With their embrace of Trump and his rhetoric, the Republican candidates deviated from the traditional stances with the economy and conservative values. This calculus proved to hurt their efforts to build a coalition in an increasingly diverse state. The electoral shenanigans of Trump may also have damaged the Republican turnout in red districts.

As the New York Times showed, turnout in precincts won by Biden was at 92 percent of 2020 election levels, compared to 88 percent in precincts won by Trump. This is not much of a difference, but it can swiftly change the outcome of a close race. Further, a greater portion of the Democrats and black voters returned to the polls in the Senate runoff elections than Republicans and white voters without college degrees.

Democrats outperformed in the largest urban centers and in the suburbs, and the robust grassroots efforts led by Stacy Abrams have also bolstered Democrats to register new voters in these areas, notably black voters and young people. So with Democrats now set to control the White House and Congress, how should Biden and party leaders govern?


They must first account for the disgraceful events in the Capitol last week. The country is divided in a way we have never seen in modern history, as the foundation of our democracy is in jeopardy. So Biden and Democrats with Congress have the duty to govern in a moderate way. They will need to work with Mitch McConnell and Kevin McCarthy to make this clear that the country can unite on reforms backed by both sides.

It is now critical that Biden and Democrats commit with Republicans to a peaceful resolution of differences and to a bipartisan strategy to end the coronavirus pandemic with mass vaccinations, more economic stimulus, and national reconciliation. With the narrow majority, Democrats have no choice but to tread slowly. Otherwise, we will continue a descent toward more division and even toward the end of democracy.
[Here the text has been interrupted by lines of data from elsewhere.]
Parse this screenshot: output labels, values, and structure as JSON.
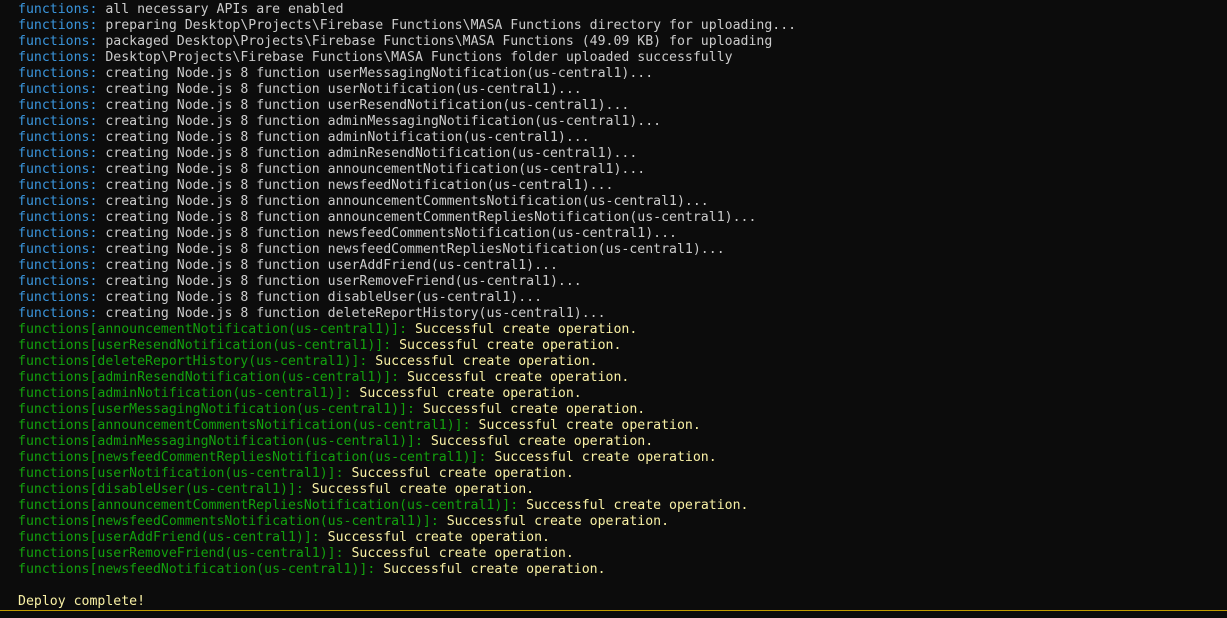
{
  "colors": {
    "background": "#0c0c0c",
    "cyan_prefix": "#3a96dd",
    "green_prefix": "#13a10e",
    "white_text": "#cccccc",
    "yellow_text": "#f9f1a5",
    "rule": "#c19c00"
  },
  "cyan_lines": [
    {
      "prefix": "functions:",
      "message": " all necessary APIs are enabled"
    },
    {
      "prefix": "functions:",
      "message": " preparing Desktop\\Projects\\Firebase Functions\\MASA Functions directory for uploading..."
    },
    {
      "prefix": "functions:",
      "message": " packaged Desktop\\Projects\\Firebase Functions\\MASA Functions (49.09 KB) for uploading"
    },
    {
      "prefix": "functions:",
      "message": " Desktop\\Projects\\Firebase Functions\\MASA Functions folder uploaded successfully"
    },
    {
      "prefix": "functions:",
      "message": " creating Node.js 8 function userMessagingNotification(us-central1)..."
    },
    {
      "prefix": "functions:",
      "message": " creating Node.js 8 function userNotification(us-central1)..."
    },
    {
      "prefix": "functions:",
      "message": " creating Node.js 8 function userResendNotification(us-central1)..."
    },
    {
      "prefix": "functions:",
      "message": " creating Node.js 8 function adminMessagingNotification(us-central1)..."
    },
    {
      "prefix": "functions:",
      "message": " creating Node.js 8 function adminNotification(us-central1)..."
    },
    {
      "prefix": "functions:",
      "message": " creating Node.js 8 function adminResendNotification(us-central1)..."
    },
    {
      "prefix": "functions:",
      "message": " creating Node.js 8 function announcementNotification(us-central1)..."
    },
    {
      "prefix": "functions:",
      "message": " creating Node.js 8 function newsfeedNotification(us-central1)..."
    },
    {
      "prefix": "functions:",
      "message": " creating Node.js 8 function announcementCommentsNotification(us-central1)..."
    },
    {
      "prefix": "functions:",
      "message": " creating Node.js 8 function announcementCommentRepliesNotification(us-central1)..."
    },
    {
      "prefix": "functions:",
      "message": " creating Node.js 8 function newsfeedCommentsNotification(us-central1)..."
    },
    {
      "prefix": "functions:",
      "message": " creating Node.js 8 function newsfeedCommentRepliesNotification(us-central1)..."
    },
    {
      "prefix": "functions:",
      "message": " creating Node.js 8 function userAddFriend(us-central1)..."
    },
    {
      "prefix": "functions:",
      "message": " creating Node.js 8 function userRemoveFriend(us-central1)..."
    },
    {
      "prefix": "functions:",
      "message": " creating Node.js 8 function disableUser(us-central1)..."
    },
    {
      "prefix": "functions:",
      "message": " creating Node.js 8 function deleteReportHistory(us-central1)..."
    }
  ],
  "green_lines": [
    {
      "prefix": "functions[announcementNotification(us-central1)]:",
      "message": " Successful create operation."
    },
    {
      "prefix": "functions[userResendNotification(us-central1)]:",
      "message": " Successful create operation."
    },
    {
      "prefix": "functions[deleteReportHistory(us-central1)]:",
      "message": " Successful create operation."
    },
    {
      "prefix": "functions[adminResendNotification(us-central1)]:",
      "message": " Successful create operation."
    },
    {
      "prefix": "functions[adminNotification(us-central1)]:",
      "message": " Successful create operation."
    },
    {
      "prefix": "functions[userMessagingNotification(us-central1)]:",
      "message": " Successful create operation."
    },
    {
      "prefix": "functions[announcementCommentsNotification(us-central1)]:",
      "message": " Successful create operation."
    },
    {
      "prefix": "functions[adminMessagingNotification(us-central1)]:",
      "message": " Successful create operation."
    },
    {
      "prefix": "functions[newsfeedCommentRepliesNotification(us-central1)]:",
      "message": " Successful create operation."
    },
    {
      "prefix": "functions[userNotification(us-central1)]:",
      "message": " Successful create operation."
    },
    {
      "prefix": "functions[disableUser(us-central1)]:",
      "message": " Successful create operation."
    },
    {
      "prefix": "functions[announcementCommentRepliesNotification(us-central1)]:",
      "message": " Successful create operation."
    },
    {
      "prefix": "functions[newsfeedCommentsNotification(us-central1)]:",
      "message": " Successful create operation."
    },
    {
      "prefix": "functions[userAddFriend(us-central1)]:",
      "message": " Successful create operation."
    },
    {
      "prefix": "functions[userRemoveFriend(us-central1)]:",
      "message": " Successful create operation."
    },
    {
      "prefix": "functions[newsfeedNotification(us-central1)]:",
      "message": " Successful create operation."
    }
  ],
  "deploy_message": "Deploy complete!"
}
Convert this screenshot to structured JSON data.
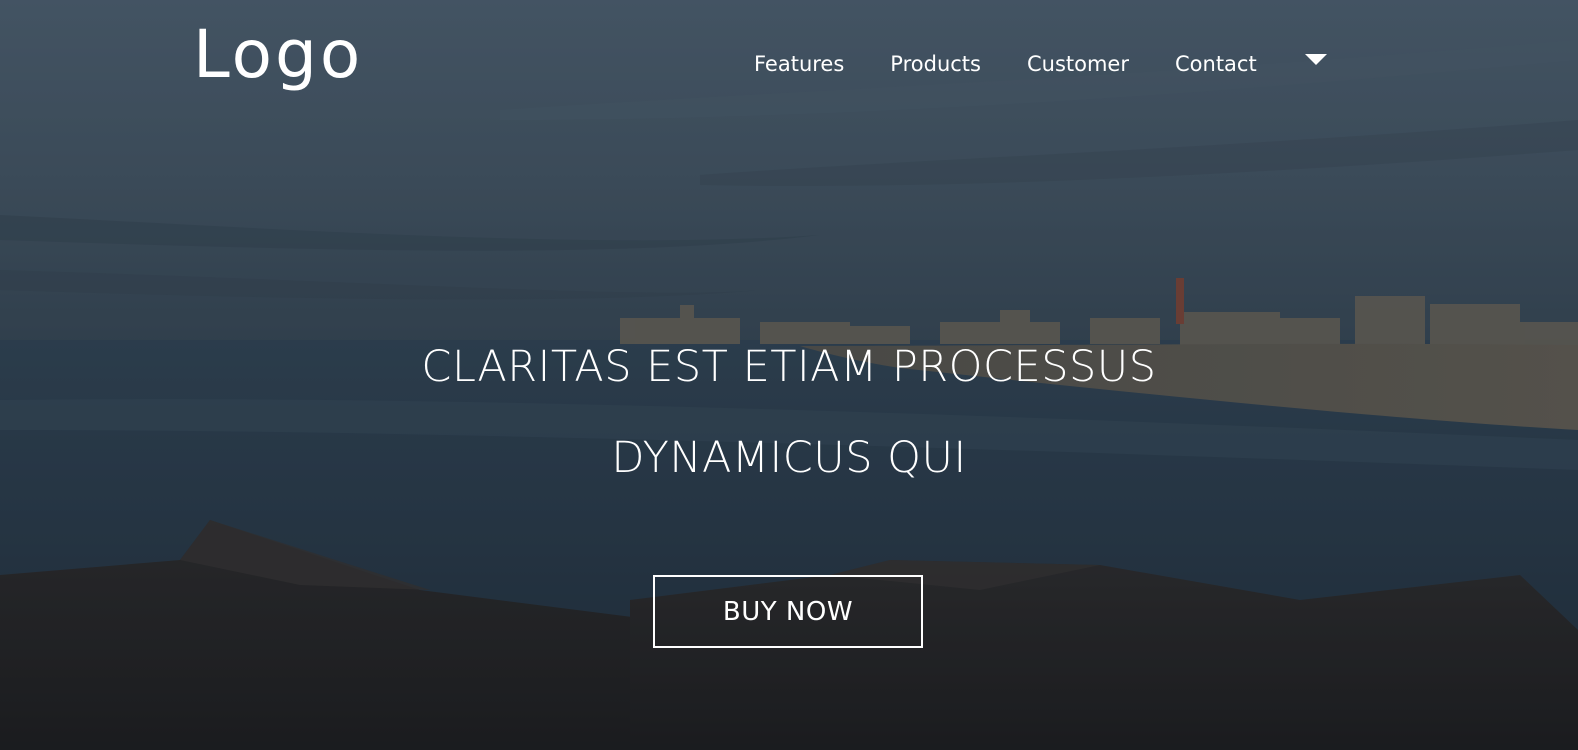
{
  "header": {
    "logo_text": "Logo",
    "nav": [
      {
        "label": "Features"
      },
      {
        "label": "Products"
      },
      {
        "label": "Customer"
      },
      {
        "label": "Contact"
      }
    ],
    "dropdown_icon": "caret-down-icon"
  },
  "hero": {
    "line1": "CLARITAS EST ETIAM PROCESSUS",
    "line2": "DYNAMICUS QUI",
    "cta_label": "BUY NOW",
    "background": "beach-coastline-photo"
  },
  "colors": {
    "text": "#ffffff",
    "sky": "#4f6472",
    "water": "#2f3f4d",
    "rocks": "#1f262d"
  }
}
Douglas Schoen is a political consultant who has served as adviser to Bill Clinton and to the campaign of Michael Bloomberg. His new book is “The End of Democracy? Russia and China on the Rise and America in Retreat.”